Grievous bodily harm with intent is the most serious assault that anybody can inflict on another human being. It is categorised as a serious crime, and criminal proceedings against the accused can be brought under the Offences Against the Person Act 1861.
If you are the victim of GBH with intent, then you have the legal right to financial compensation, and you have two ways to go about getting it. You can either make a claim directly with the accused, or, if they have no means to pay, then you can make a claim with the Criminal Injuries Compensation Authority, an executive agency that is sponsored by the Ministry of Justice, which processes claims for compensation for criminal injuries.
You can make a claim for injuries sustained by assault, whether there is an ongoing criminal investigation or not. It is sometimes the case that the Crown Prosecution Service may drop a case against the accused, due to a lack of evidence, or because they deem the accused not to be a danger to society. However, the Criminal Injuries Compensation Authority operates under different criteria, and you may still be able to make a claim under the circumstances.
What should I do next?
You should seek new legal advice with a lawyer who specialises in winning compensation for people who have sustained criminal injuries. An experienced lawyer will consider your case, and inform you of the strength of your claim. If the lawyer believes that your case is winnable, then they will tell you this. It is up to you whether you make a claim or not, though, and the legal advice you receive should be offered without any obligation. The best place to get fast legal advice is with an accident advice helpline operated by a law firm.
How much compensation could I be entitled to?
Compensation amounts for injuries sustained because of grievous bodily harm with intentrange from £1,000 to over £250,000. The amount of compensation you could be entitled to depends on the extent of your injuries, your recovery period, and your prognosis for the future. To determine these things, you will need to attend a medical examination as part of the claims process, so that an up to date medical file can be created on your behalf. The examination will be set up by your solicitor. That new medical file will then be used as evidence, and to establish a fair and proportionate settlement figure for your injuries. The medical file will be presented to the other side, who will review its findings along with all other evidence.
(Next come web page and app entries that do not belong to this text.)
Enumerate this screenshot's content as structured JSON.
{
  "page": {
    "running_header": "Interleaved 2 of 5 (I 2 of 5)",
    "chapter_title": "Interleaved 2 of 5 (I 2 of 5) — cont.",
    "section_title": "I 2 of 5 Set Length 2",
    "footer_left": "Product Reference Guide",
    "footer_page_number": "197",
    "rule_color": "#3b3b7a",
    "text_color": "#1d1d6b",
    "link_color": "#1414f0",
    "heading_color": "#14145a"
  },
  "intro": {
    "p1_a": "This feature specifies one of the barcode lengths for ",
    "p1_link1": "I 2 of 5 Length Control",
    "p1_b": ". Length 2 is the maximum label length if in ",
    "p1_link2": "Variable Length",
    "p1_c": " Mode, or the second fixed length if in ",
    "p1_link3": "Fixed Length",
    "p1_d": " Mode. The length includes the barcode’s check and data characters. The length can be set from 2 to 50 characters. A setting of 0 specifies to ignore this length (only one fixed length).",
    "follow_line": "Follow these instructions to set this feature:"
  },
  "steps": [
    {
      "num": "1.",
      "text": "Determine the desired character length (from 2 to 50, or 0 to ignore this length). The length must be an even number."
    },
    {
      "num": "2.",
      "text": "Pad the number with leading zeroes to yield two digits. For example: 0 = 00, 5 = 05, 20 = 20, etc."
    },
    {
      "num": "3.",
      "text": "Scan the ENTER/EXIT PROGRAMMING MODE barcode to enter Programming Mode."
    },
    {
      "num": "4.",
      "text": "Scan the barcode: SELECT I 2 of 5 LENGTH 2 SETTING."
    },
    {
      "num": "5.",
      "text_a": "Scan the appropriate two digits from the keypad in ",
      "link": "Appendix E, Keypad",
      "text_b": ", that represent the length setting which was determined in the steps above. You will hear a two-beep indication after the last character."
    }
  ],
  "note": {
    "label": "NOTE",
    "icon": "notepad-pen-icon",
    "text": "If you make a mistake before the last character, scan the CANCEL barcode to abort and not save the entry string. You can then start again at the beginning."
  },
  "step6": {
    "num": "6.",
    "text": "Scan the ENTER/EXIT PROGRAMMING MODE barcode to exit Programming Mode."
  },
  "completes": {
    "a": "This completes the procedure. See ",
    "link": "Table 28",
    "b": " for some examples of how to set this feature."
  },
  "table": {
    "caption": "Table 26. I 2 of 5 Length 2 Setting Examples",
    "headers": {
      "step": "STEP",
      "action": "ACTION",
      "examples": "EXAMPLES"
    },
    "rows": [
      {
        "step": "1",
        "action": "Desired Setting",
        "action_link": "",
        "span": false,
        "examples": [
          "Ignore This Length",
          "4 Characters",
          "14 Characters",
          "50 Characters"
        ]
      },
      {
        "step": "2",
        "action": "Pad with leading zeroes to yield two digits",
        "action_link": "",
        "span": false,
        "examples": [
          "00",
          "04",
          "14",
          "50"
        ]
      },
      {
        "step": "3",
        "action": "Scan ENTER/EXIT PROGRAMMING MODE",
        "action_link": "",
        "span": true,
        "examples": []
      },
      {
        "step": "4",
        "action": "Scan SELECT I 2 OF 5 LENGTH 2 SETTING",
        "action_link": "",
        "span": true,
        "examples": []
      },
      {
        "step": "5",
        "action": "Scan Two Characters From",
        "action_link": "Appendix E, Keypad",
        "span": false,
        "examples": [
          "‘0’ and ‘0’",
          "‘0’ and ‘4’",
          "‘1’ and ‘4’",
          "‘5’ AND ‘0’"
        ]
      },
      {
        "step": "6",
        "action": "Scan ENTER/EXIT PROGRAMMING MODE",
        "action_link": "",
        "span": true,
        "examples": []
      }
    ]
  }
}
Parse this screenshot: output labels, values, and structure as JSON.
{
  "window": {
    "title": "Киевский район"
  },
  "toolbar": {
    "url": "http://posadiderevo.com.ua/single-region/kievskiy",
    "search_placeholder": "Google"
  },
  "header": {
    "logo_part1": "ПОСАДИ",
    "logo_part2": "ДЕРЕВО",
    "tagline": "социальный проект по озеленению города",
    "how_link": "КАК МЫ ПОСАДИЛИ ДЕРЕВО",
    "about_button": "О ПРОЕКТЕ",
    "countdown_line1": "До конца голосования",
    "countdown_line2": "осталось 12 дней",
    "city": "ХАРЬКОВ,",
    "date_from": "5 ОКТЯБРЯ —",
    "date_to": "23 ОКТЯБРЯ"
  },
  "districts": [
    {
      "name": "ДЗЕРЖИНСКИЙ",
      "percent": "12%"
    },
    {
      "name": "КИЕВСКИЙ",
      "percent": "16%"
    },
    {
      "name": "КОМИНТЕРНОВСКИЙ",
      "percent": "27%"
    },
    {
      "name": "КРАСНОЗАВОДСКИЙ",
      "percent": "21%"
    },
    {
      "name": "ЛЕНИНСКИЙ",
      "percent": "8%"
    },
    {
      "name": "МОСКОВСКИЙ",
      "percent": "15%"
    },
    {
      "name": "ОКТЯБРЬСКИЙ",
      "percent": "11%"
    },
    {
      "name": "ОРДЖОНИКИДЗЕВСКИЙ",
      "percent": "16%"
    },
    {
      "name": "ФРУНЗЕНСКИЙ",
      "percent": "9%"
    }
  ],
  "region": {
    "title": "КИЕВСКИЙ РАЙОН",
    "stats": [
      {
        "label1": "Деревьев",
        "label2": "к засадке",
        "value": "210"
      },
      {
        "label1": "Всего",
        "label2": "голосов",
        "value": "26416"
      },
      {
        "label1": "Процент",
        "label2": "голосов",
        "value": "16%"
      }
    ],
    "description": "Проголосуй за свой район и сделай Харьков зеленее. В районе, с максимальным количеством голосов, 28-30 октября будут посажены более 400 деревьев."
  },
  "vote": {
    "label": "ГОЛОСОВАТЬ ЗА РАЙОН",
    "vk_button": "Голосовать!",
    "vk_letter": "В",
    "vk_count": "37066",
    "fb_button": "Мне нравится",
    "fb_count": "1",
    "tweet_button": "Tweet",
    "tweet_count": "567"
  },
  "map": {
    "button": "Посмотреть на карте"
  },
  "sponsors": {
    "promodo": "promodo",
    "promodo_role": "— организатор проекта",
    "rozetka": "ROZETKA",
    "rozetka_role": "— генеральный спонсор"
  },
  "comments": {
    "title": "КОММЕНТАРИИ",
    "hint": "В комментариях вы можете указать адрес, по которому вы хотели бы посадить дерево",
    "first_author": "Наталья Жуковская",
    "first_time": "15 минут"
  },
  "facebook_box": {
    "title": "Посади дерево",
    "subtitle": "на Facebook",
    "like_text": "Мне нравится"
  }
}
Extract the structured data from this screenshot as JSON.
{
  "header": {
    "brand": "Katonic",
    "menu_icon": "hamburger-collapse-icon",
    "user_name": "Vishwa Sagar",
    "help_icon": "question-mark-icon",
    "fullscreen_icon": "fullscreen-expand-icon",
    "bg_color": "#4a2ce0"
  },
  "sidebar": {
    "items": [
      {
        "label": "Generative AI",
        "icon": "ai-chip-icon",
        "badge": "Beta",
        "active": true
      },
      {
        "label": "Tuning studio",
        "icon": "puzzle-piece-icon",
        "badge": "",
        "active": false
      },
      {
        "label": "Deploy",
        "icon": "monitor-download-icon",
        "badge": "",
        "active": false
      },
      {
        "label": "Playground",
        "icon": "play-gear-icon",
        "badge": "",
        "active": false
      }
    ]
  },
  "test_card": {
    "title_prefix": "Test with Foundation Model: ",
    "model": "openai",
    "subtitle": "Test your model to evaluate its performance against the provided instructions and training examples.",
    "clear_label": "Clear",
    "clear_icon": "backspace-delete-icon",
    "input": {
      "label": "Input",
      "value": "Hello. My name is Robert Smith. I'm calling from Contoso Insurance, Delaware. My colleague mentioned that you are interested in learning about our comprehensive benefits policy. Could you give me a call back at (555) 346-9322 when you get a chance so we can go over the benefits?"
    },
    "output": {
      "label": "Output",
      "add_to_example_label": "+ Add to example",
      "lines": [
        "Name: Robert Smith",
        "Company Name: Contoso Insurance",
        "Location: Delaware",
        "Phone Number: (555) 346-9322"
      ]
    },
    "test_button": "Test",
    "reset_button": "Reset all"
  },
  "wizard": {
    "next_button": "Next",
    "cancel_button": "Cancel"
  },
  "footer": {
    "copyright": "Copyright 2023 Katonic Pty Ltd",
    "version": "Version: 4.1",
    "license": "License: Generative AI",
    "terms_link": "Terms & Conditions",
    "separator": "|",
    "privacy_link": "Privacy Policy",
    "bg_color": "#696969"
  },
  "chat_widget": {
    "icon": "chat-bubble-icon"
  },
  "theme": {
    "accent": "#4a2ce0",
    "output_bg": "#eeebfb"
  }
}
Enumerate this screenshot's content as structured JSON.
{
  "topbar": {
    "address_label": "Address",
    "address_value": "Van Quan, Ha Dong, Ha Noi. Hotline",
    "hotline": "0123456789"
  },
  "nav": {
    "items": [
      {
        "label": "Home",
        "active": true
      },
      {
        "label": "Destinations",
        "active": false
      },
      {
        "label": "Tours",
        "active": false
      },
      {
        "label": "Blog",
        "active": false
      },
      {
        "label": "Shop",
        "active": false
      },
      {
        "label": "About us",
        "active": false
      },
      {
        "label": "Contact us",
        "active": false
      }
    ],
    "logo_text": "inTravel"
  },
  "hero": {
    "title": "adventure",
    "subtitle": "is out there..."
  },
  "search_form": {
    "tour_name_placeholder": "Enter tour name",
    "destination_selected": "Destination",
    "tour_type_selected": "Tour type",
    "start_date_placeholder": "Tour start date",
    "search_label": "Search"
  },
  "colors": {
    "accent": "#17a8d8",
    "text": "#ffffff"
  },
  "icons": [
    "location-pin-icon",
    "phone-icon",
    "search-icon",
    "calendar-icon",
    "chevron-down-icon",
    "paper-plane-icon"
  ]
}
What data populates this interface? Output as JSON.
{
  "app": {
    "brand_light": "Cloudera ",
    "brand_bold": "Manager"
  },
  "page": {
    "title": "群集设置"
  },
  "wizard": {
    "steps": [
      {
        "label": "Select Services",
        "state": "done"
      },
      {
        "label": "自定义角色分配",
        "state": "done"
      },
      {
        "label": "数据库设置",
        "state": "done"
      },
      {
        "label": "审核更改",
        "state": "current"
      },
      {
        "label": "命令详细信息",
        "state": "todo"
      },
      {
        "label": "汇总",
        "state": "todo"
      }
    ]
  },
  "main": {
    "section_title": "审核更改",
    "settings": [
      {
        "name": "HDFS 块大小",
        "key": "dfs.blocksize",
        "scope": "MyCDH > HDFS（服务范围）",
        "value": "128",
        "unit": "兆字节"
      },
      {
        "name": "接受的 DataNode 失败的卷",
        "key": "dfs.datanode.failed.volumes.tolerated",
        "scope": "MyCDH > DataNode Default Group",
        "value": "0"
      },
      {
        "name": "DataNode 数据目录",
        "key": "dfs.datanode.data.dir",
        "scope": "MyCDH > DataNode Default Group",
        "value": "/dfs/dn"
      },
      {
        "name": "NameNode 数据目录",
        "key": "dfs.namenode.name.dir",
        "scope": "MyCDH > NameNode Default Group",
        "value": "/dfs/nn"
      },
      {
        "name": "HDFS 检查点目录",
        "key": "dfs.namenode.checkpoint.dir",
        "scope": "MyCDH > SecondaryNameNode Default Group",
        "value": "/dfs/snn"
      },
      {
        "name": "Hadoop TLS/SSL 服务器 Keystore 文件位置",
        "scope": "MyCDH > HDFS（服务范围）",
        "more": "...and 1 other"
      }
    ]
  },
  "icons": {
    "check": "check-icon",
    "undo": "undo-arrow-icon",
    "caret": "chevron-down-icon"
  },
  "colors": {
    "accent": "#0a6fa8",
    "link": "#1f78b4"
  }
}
If that evidence proves beyond any reasonable doubt your assault, and the extent of your injuries, then your claim should be processed within a few months.